Start of EXERCISE INPUT

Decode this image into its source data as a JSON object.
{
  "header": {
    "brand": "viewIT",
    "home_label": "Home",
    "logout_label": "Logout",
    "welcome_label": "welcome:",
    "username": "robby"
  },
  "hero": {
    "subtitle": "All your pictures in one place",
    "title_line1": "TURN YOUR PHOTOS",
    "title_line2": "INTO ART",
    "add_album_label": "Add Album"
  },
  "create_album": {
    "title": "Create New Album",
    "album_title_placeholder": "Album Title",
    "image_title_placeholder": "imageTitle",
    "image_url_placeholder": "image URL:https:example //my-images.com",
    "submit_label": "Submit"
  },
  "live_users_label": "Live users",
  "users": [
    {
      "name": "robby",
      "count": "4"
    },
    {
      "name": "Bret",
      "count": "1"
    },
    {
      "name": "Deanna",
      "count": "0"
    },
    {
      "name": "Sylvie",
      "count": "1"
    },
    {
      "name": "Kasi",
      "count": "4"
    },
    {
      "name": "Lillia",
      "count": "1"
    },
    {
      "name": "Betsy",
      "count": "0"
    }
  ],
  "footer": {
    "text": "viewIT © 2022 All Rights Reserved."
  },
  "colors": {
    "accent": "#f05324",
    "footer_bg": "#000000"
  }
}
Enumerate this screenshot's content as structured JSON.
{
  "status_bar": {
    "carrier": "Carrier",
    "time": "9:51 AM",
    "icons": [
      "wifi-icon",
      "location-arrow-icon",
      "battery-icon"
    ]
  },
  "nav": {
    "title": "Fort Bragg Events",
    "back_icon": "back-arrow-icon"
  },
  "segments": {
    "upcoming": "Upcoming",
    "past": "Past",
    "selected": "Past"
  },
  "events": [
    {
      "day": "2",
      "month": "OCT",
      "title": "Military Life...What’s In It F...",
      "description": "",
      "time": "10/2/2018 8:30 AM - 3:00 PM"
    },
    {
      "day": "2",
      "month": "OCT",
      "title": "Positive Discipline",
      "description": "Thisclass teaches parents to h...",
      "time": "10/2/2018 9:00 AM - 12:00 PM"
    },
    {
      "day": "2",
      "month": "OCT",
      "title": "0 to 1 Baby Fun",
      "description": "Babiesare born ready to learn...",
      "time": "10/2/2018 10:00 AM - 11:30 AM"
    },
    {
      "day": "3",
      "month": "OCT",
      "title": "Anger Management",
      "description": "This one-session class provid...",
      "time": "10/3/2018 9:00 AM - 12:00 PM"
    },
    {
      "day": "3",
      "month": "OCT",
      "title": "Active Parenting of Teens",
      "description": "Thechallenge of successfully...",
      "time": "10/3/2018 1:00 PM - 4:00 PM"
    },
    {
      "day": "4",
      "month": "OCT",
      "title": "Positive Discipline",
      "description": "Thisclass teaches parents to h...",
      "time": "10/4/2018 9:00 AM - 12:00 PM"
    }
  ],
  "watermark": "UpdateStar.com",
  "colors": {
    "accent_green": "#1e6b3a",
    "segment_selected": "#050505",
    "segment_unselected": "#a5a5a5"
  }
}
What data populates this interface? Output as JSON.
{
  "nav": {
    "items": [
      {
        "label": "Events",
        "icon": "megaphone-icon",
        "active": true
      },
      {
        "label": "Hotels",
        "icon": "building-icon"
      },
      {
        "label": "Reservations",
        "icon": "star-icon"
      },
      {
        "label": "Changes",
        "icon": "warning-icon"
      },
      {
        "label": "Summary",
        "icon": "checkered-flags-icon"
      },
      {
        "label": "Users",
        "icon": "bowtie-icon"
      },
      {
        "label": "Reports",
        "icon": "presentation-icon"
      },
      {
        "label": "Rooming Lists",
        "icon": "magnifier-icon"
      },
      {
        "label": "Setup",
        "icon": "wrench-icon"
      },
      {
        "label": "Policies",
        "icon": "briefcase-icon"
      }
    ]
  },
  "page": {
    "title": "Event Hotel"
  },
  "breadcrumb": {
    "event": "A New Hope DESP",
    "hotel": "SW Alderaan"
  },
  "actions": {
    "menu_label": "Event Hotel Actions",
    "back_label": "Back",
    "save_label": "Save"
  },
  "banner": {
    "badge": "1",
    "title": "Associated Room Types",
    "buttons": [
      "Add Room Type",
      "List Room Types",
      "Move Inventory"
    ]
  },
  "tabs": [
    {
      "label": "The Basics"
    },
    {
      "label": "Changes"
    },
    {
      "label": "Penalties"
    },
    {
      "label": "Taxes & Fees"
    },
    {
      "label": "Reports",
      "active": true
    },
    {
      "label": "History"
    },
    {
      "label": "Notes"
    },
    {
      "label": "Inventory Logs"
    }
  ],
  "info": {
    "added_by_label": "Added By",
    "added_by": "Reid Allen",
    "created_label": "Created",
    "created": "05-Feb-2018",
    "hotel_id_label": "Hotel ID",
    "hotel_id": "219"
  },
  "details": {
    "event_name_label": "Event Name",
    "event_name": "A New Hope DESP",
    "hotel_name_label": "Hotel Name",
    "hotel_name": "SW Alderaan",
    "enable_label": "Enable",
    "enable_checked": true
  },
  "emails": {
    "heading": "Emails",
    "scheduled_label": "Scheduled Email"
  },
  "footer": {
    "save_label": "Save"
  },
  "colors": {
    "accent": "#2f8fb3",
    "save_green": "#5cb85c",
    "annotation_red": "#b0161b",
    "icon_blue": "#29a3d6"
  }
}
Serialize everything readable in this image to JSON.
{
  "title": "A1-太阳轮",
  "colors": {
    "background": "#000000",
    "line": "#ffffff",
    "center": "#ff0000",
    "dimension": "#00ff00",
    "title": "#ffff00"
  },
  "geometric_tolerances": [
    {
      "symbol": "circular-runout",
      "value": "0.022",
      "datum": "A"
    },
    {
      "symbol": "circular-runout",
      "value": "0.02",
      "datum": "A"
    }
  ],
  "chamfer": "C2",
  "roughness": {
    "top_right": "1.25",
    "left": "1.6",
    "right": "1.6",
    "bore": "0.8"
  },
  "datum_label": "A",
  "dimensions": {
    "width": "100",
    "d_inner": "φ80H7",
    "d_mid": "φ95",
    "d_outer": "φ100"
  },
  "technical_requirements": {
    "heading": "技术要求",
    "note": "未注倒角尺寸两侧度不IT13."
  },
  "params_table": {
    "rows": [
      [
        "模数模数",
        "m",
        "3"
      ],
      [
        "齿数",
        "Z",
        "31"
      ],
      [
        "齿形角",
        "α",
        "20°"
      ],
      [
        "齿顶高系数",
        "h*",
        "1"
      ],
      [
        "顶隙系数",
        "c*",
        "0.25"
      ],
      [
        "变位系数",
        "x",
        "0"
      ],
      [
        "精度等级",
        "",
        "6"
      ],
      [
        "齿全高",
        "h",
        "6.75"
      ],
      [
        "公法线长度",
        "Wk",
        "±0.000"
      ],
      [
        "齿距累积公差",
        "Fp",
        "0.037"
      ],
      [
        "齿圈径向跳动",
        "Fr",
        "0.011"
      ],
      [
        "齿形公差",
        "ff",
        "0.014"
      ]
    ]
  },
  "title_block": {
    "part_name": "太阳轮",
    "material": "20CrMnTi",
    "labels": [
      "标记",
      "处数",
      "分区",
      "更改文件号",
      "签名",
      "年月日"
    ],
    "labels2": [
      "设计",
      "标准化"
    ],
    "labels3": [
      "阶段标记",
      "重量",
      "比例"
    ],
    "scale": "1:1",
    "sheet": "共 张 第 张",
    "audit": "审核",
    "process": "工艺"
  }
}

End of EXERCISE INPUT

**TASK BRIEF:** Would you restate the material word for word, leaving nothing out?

**SOLUTION:**
Decode this image into its source data as a JSON object.
{
  "header": {
    "brand": "viewIT",
    "home_label": "Home",
    "logout_label": "Logout",
    "welcome_label": "welcome:",
    "username": "robby"
  },
  "hero": {
    "subtitle": "All your pictures in one place",
    "title_line1": "TURN YOUR PHOTOS",
    "title_line2": "INTO ART",
    "add_album_label": "Add Album"
  },
  "create_album": {
    "title": "Create New Album",
    "album_title_placeholder": "Album Title",
    "image_title_placeholder": "imageTitle",
    "image_url_placeholder": "image URL:https:example //my-images.com",
    "submit_label": "Submit"
  },
  "live_users_label": "Live users",
  "users": [
    {
      "name": "robby",
      "count": "4"
    },
    {
      "name": "Bret",
      "count": "1"
    },
    {
      "name": "Deanna",
      "count": "0"
    },
    {
      "name": "Sylvie",
      "count": "1"
    },
    {
      "name": "Kasi",
      "count": "4"
    },
    {
      "name": "Lillia",
      "count": "1"
    },
    {
      "name": "Betsy",
      "count": "0"
    }
  ],
  "footer": {
    "text": "viewIT © 2022 All Rights Reserved."
  },
  "colors": {
    "accent": "#f05324",
    "footer_bg": "#000000"
  }
}
Enumerate this screenshot's content as structured JSON.
{
  "status_bar": {
    "carrier": "Carrier",
    "time": "9:51 AM",
    "icons": [
      "wifi-icon",
      "location-arrow-icon",
      "battery-icon"
    ]
  },
  "nav": {
    "title": "Fort Bragg Events",
    "back_icon": "back-arrow-icon"
  },
  "segments": {
    "upcoming": "Upcoming",
    "past": "Past",
    "selected": "Past"
  },
  "events": [
    {
      "day": "2",
      "month": "OCT",
      "title": "Military Life...What’s In It F...",
      "description": "",
      "time": "10/2/2018 8:30 AM - 3:00 PM"
    },
    {
      "day": "2",
      "month": "OCT",
      "title": "Positive Discipline",
      "description": "Thisclass teaches parents to h...",
      "time": "10/2/2018 9:00 AM - 12:00 PM"
    },
    {
      "day": "2",
      "month": "OCT",
      "title": "0 to 1 Baby Fun",
      "description": "Babiesare born ready to learn...",
      "time": "10/2/2018 10:00 AM - 11:30 AM"
    },
    {
      "day": "3",
      "month": "OCT",
      "title": "Anger Management",
      "description": "This one-session class provid...",
      "time": "10/3/2018 9:00 AM - 12:00 PM"
    },
    {
      "day": "3",
      "month": "OCT",
      "title": "Active Parenting of Teens",
      "description": "Thechallenge of successfully...",
      "time": "10/3/2018 1:00 PM - 4:00 PM"
    },
    {
      "day": "4",
      "month": "OCT",
      "title": "Positive Discipline",
      "description": "Thisclass teaches parents to h...",
      "time": "10/4/2018 9:00 AM - 12:00 PM"
    }
  ],
  "watermark": "UpdateStar.com",
  "colors": {
    "accent_green": "#1e6b3a",
    "segment_selected": "#050505",
    "segment_unselected": "#a5a5a5"
  }
}
What data populates this interface? Output as JSON.
{
  "nav": {
    "items": [
      {
        "label": "Events",
        "icon": "megaphone-icon",
        "active": true
      },
      {
        "label": "Hotels",
        "icon": "building-icon"
      },
      {
        "label": "Reservations",
        "icon": "star-icon"
      },
      {
        "label": "Changes",
        "icon": "warning-icon"
      },
      {
        "label": "Summary",
        "icon": "checkered-flags-icon"
      },
      {
        "label": "Users",
        "icon": "bowtie-icon"
      },
      {
        "label": "Reports",
        "icon": "presentation-icon"
      },
      {
        "label": "Rooming Lists",
        "icon": "magnifier-icon"
      },
      {
        "label": "Setup",
        "icon": "wrench-icon"
      },
      {
        "label": "Policies",
        "icon": "briefcase-icon"
      }
    ]
  },
  "page": {
    "title": "Event Hotel"
  },
  "breadcrumb": {
    "event": "A New Hope DESP",
    "hotel": "SW Alderaan"
  },
  "actions": {
    "menu_label": "Event Hotel Actions",
    "back_label": "Back",
    "save_label": "Save"
  },
  "banner": {
    "badge": "1",
    "title": "Associated Room Types",
    "buttons": [
      "Add Room Type",
      "List Room Types",
      "Move Inventory"
    ]
  },
  "tabs": [
    {
      "label": "The Basics"
    },
    {
      "label": "Changes"
    },
    {
      "label": "Penalties"
    },
    {
      "label": "Taxes & Fees"
    },
    {
      "label": "Reports",
      "active": true
    },
    {
      "label": "History"
    },
    {
      "label": "Notes"
    },
    {
      "label": "Inventory Logs"
    }
  ],
  "info": {
    "added_by_label": "Added By",
    "added_by": "Reid Allen",
    "created_label": "Created",
    "created": "05-Feb-2018",
    "hotel_id_label": "Hotel ID",
    "hotel_id": "219"
  },
  "details": {
    "event_name_label": "Event Name",
    "event_name": "A New Hope DESP",
    "hotel_name_label": "Hotel Name",
    "hotel_name": "SW Alderaan",
    "enable_label": "Enable",
    "enable_checked": true
  },
  "emails": {
    "heading": "Emails",
    "scheduled_label": "Scheduled Email"
  },
  "footer": {
    "save_label": "Save"
  },
  "colors": {
    "accent": "#2f8fb3",
    "save_green": "#5cb85c",
    "annotation_red": "#b0161b",
    "icon_blue": "#29a3d6"
  }
}
Serialize everything readable in this image to JSON.
{
  "title": "A1-太阳轮",
  "colors": {
    "background": "#000000",
    "line": "#ffffff",
    "center": "#ff0000",
    "dimension": "#00ff00",
    "title": "#ffff00"
  },
  "geometric_tolerances": [
    {
      "symbol": "circular-runout",
      "value": "0.022",
      "datum": "A"
    },
    {
      "symbol": "circular-runout",
      "value": "0.02",
      "datum": "A"
    }
  ],
  "chamfer": "C2",
  "roughness": {
    "top_right": "1.25",
    "left": "1.6",
    "right": "1.6",
    "bore": "0.8"
  },
  "datum_label": "A",
  "dimensions": {
    "width": "100",
    "d_inner": "φ80H7",
    "d_mid": "φ95",
    "d_outer": "φ100"
  },
  "technical_requirements": {
    "heading": "技术要求",
    "note": "未注倒角尺寸两侧度不IT13."
  },
  "params_table": {
    "rows": [
      [
        "模数模数",
        "m",
        "3"
      ],
      [
        "齿数",
        "Z",
        "31"
      ],
      [
        "齿形角",
        "α",
        "20°"
      ],
      [
        "齿顶高系数",
        "h*",
        "1"
      ],
      [
        "顶隙系数",
        "c*",
        "0.25"
      ],
      [
        "变位系数",
        "x",
        "0"
      ],
      [
        "精度等级",
        "",
        "6"
      ],
      [
        "齿全高",
        "h",
        "6.75"
      ],
      [
        "公法线长度",
        "Wk",
        "±0.000"
      ],
      [
        "齿距累积公差",
        "Fp",
        "0.037"
      ],
      [
        "齿圈径向跳动",
        "Fr",
        "0.011"
      ],
      [
        "齿形公差",
        "ff",
        "0.014"
      ]
    ]
  },
  "title_block": {
    "part_name": "太阳轮",
    "material": "20CrMnTi",
    "labels": [
      "标记",
      "处数",
      "分区",
      "更改文件号",
      "签名",
      "年月日"
    ],
    "labels2": [
      "设计",
      "标准化"
    ],
    "labels3": [
      "阶段标记",
      "重量",
      "比例"
    ],
    "scale": "1:1",
    "sheet": "共 张 第 张",
    "audit": "审核",
    "process": "工艺"
  }
}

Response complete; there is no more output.